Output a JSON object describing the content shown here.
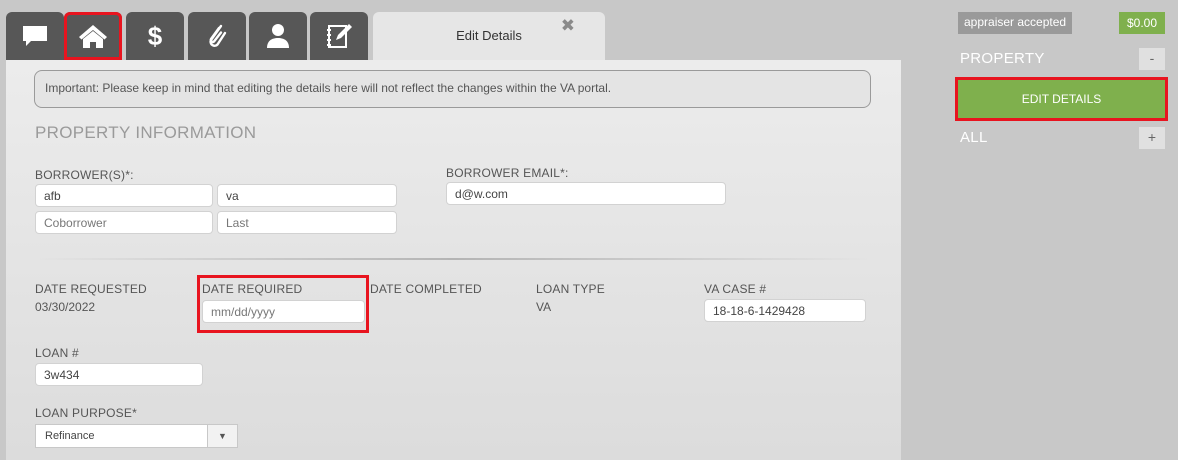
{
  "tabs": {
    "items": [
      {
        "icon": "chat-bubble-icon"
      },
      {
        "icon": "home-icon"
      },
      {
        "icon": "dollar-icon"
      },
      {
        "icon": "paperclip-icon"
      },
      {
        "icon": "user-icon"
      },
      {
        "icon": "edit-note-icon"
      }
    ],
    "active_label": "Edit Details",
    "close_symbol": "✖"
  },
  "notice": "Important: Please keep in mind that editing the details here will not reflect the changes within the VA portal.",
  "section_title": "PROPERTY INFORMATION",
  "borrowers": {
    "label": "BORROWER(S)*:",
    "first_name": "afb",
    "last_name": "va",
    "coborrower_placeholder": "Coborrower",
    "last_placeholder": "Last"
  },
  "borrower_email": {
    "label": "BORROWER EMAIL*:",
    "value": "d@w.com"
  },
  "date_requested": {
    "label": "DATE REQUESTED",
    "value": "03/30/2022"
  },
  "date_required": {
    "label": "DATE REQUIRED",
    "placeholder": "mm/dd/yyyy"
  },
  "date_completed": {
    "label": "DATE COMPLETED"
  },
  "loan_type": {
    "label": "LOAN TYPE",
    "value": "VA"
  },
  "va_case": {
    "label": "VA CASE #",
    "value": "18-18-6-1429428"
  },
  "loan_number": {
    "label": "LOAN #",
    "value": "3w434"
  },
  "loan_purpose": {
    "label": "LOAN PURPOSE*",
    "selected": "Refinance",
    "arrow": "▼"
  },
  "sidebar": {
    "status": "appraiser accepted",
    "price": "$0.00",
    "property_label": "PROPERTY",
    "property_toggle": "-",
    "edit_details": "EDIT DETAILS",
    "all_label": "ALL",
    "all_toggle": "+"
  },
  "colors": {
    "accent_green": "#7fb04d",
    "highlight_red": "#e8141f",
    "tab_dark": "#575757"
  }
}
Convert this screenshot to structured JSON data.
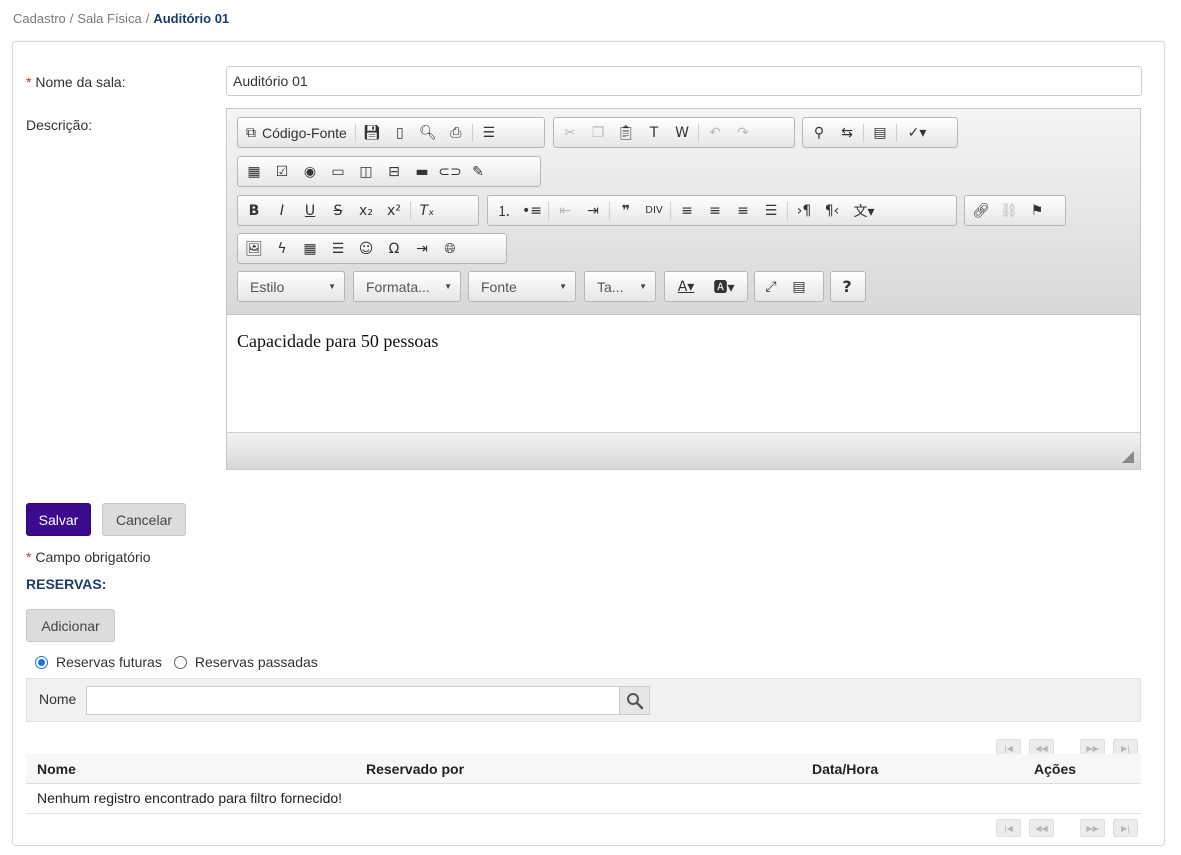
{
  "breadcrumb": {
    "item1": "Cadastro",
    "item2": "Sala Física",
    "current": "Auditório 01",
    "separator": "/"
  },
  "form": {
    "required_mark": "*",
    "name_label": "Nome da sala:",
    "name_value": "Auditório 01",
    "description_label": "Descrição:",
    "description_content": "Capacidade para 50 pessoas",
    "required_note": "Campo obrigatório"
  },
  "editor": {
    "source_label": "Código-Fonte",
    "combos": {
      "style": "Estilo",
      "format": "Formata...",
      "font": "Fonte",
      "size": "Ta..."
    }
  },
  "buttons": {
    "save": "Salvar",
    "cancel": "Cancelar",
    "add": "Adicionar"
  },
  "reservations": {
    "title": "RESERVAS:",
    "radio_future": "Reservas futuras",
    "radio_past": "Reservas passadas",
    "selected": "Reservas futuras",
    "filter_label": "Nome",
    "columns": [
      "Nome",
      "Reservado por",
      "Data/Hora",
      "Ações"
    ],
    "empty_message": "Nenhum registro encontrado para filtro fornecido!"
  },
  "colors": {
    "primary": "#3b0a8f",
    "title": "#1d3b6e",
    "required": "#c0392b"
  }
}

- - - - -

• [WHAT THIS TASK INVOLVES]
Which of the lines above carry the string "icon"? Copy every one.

• [OUTPUT OF THE EXERCISE]
        "icon": "chat-bubble-icon"
        "icon": "home-icon"
        "icon": "dollar-icon"
        "icon": "paperclip-icon"
        "icon": "user-icon"
        "icon": "edit-note-icon"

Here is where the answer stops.